What is required
Return all lines from the entries below in which the word "icon" is present.

Records provided

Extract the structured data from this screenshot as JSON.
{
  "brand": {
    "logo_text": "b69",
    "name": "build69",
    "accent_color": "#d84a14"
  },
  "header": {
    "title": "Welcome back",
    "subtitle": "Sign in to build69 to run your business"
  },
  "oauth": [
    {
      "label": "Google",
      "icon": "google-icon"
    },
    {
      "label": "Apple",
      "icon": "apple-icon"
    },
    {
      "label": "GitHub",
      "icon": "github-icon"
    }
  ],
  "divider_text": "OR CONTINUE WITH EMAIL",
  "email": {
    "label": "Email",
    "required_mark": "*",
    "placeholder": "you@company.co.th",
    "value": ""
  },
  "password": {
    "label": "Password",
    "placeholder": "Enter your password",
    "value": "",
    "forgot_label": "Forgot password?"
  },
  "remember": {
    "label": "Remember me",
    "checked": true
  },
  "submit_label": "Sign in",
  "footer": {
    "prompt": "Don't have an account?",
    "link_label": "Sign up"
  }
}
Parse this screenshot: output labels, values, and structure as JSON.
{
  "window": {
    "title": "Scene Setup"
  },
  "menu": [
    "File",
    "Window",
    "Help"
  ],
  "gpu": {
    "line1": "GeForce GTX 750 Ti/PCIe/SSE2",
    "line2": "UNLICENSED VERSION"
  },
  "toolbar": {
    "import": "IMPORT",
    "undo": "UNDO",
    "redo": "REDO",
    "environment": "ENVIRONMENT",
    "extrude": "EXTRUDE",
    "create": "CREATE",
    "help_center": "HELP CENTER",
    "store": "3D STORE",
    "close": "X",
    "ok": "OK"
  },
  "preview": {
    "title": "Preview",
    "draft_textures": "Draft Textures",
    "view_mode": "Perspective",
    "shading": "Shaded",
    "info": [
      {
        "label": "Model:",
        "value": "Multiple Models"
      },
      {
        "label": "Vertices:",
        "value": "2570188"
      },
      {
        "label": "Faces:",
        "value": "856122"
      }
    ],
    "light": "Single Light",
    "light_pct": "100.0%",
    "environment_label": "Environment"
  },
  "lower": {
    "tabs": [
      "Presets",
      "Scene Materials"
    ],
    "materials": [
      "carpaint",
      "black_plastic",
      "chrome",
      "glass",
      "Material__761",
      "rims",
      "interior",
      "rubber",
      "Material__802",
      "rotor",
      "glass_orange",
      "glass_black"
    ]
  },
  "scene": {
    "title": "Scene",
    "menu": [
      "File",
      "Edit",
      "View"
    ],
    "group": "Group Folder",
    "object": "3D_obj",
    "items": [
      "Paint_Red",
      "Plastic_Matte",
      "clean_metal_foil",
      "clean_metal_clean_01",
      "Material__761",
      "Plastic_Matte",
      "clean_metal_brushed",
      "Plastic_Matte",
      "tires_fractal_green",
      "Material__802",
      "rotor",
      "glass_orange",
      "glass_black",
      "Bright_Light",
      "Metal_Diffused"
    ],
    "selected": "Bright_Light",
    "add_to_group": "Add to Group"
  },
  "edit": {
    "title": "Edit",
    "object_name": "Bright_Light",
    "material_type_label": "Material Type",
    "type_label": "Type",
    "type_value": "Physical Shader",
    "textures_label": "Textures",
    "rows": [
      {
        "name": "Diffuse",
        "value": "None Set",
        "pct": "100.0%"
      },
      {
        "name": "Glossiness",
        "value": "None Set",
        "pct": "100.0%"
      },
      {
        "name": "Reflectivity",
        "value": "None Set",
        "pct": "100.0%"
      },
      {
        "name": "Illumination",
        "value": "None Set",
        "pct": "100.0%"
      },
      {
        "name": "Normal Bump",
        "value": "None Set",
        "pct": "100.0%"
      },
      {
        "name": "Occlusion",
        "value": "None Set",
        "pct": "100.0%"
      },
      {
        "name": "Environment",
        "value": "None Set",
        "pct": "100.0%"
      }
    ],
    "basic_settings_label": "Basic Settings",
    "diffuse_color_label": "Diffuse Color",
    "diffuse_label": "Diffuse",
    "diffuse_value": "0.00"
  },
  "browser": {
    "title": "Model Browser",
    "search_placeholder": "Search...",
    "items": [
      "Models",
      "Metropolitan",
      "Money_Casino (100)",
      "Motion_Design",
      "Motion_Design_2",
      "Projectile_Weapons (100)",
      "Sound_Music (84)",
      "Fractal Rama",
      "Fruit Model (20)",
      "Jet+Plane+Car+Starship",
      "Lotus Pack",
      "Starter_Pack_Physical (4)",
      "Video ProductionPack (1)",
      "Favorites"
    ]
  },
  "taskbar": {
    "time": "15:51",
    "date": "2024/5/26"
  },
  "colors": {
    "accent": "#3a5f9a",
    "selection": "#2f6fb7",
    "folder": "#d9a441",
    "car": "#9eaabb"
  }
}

Answer for the task
      "icon": "google-icon"
      "icon": "apple-icon"
      "icon": "github-icon"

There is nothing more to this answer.